Research has shown that biodegradation of esters is much better compared to mineral oil or silicon liquids, and flash and fire point analyses demonstrate the value of alternative insulating liquids.

Siemens began designing and manufacturing distribution transformers more than 30 years ago and small power transformer units were insulated with ester oil soon after. As rating grew larger, in addition to synthetic ester research, the development of natural ester-filled transformers was extended to larger MVA ratings. Along with the higher flash point, these transformers allow for a smaller footprint, eliminating rock, grating and support steel along with a shorter bus duct length. In some cases cost savings with ester-filled transformers can reach close to US$400,000 compared to traditional transformer technology. The life span can also be longer as the polymerisation of cellulose happens more slowly when using ester instead of mineral oil.

Ester oil transformer technology is becoming more common in the US but it already has a significant footprint in the global power marketplace.

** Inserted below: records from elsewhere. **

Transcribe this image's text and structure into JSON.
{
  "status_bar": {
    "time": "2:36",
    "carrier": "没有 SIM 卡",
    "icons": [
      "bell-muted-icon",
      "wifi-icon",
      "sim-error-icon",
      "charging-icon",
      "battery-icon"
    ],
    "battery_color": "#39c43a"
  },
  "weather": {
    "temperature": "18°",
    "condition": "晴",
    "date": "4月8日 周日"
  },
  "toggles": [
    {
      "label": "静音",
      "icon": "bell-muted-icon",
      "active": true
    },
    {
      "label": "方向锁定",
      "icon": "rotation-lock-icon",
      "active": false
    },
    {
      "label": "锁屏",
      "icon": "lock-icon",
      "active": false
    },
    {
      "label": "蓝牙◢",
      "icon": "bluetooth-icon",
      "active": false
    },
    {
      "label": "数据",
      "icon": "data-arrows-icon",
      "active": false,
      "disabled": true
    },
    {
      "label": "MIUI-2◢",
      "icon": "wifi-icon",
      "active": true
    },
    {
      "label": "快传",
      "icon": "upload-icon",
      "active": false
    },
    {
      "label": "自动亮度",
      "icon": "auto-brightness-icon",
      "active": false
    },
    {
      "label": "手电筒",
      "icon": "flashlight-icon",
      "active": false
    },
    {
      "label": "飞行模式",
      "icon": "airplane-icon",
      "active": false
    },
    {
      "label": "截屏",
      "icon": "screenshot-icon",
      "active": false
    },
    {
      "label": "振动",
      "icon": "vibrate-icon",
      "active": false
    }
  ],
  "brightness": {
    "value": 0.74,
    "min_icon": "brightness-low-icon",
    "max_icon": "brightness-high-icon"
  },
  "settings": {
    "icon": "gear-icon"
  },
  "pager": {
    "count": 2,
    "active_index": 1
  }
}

For example, Siemens partnered with the Letsi hydro power plant in Sweden to use ester-filled transformers as replacement of 40-year-old oil-filled transformers to improve reliability and ensure environmentally-friendly operation.

Transformer technology expansion

Siemens’ transformer technology spans much further than environmental benefits. The company is continuing to advance with a portfolio of solutions to prevent failures, protect assets and react in cases of emergency to address resiliency and power security challenges for the US market. The solutions include:

  • New mobile resiliency transformers that allow utilities to react rapidly and replace units within days or energise within a few hours rather than weeks in times of major substation events like extreme weather.
  • Bullet-resistant transformer protection systems which can be installed on new or existing units and help protect the power grid against physical security threats.
  • Transformers specifically designed for geomagnetically-induced current (GIC) resistance can protect the power grid against solar storms that can result in widespread blackouts.

Finally, a broad portfolio of preventive service measures offered by Siemens assists transformer operators in predicting potential failures and taking precautions to minimise operational risks. Monitoring, condition assessment, retrofitting and repair can enhance grid resiliency and advance transformer investment and technology into the future